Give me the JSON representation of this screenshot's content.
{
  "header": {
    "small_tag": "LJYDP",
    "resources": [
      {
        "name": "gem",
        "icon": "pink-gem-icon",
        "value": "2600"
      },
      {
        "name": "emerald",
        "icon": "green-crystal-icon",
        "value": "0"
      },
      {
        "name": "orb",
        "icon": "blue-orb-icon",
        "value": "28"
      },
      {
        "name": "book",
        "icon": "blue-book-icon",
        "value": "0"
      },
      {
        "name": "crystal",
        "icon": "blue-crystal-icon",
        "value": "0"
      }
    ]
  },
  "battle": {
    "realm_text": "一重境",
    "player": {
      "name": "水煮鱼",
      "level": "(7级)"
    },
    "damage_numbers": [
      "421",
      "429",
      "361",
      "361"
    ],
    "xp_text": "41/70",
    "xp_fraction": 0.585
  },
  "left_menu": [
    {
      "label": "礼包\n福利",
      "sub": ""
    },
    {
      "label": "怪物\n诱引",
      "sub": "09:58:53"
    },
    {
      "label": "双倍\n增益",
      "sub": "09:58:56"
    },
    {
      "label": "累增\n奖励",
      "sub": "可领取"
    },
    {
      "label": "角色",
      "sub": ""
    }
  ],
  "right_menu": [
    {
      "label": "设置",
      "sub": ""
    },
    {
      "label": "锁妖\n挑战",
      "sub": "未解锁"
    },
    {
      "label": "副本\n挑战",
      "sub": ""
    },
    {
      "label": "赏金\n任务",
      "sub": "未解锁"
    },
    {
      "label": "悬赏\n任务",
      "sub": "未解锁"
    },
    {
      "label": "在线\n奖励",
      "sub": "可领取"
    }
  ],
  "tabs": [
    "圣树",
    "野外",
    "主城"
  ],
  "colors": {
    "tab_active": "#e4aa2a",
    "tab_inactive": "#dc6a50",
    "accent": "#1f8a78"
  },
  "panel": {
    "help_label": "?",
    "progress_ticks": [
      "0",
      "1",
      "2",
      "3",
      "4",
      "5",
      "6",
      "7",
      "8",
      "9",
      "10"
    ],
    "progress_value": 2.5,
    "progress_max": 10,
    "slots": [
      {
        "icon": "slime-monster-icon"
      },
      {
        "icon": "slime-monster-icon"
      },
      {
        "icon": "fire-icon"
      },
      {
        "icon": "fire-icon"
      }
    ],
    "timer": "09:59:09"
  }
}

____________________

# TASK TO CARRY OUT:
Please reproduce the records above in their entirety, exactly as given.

# WRITTEN ANSWER:
Give me the JSON representation of this screenshot's content.
{
  "header": {
    "small_tag": "LJYDP",
    "resources": [
      {
        "name": "gem",
        "icon": "pink-gem-icon",
        "value": "2600"
      },
      {
        "name": "emerald",
        "icon": "green-crystal-icon",
        "value": "0"
      },
      {
        "name": "orb",
        "icon": "blue-orb-icon",
        "value": "28"
      },
      {
        "name": "book",
        "icon": "blue-book-icon",
        "value": "0"
      },
      {
        "name": "crystal",
        "icon": "blue-crystal-icon",
        "value": "0"
      }
    ]
  },
  "battle": {
    "realm_text": "一重境",
    "player": {
      "name": "水煮鱼",
      "level": "(7级)"
    },
    "damage_numbers": [
      "421",
      "429",
      "361",
      "361"
    ],
    "xp_text": "41/70",
    "xp_fraction": 0.585
  },
  "left_menu": [
    {
      "label": "礼包\n福利",
      "sub": ""
    },
    {
      "label": "怪物\n诱引",
      "sub": "09:58:53"
    },
    {
      "label": "双倍\n增益",
      "sub": "09:58:56"
    },
    {
      "label": "累增\n奖励",
      "sub": "可领取"
    },
    {
      "label": "角色",
      "sub": ""
    }
  ],
  "right_menu": [
    {
      "label": "设置",
      "sub": ""
    },
    {
      "label": "锁妖\n挑战",
      "sub": "未解锁"
    },
    {
      "label": "副本\n挑战",
      "sub": ""
    },
    {
      "label": "赏金\n任务",
      "sub": "未解锁"
    },
    {
      "label": "悬赏\n任务",
      "sub": "未解锁"
    },
    {
      "label": "在线\n奖励",
      "sub": "可领取"
    }
  ],
  "tabs": [
    "圣树",
    "野外",
    "主城"
  ],
  "colors": {
    "tab_active": "#e4aa2a",
    "tab_inactive": "#dc6a50",
    "accent": "#1f8a78"
  },
  "panel": {
    "help_label": "?",
    "progress_ticks": [
      "0",
      "1",
      "2",
      "3",
      "4",
      "5",
      "6",
      "7",
      "8",
      "9",
      "10"
    ],
    "progress_value": 2.5,
    "progress_max": 10,
    "slots": [
      {
        "icon": "slime-monster-icon"
      },
      {
        "icon": "slime-monster-icon"
      },
      {
        "icon": "fire-icon"
      },
      {
        "icon": "fire-icon"
      }
    ],
    "timer": "09:59:09"
  }
}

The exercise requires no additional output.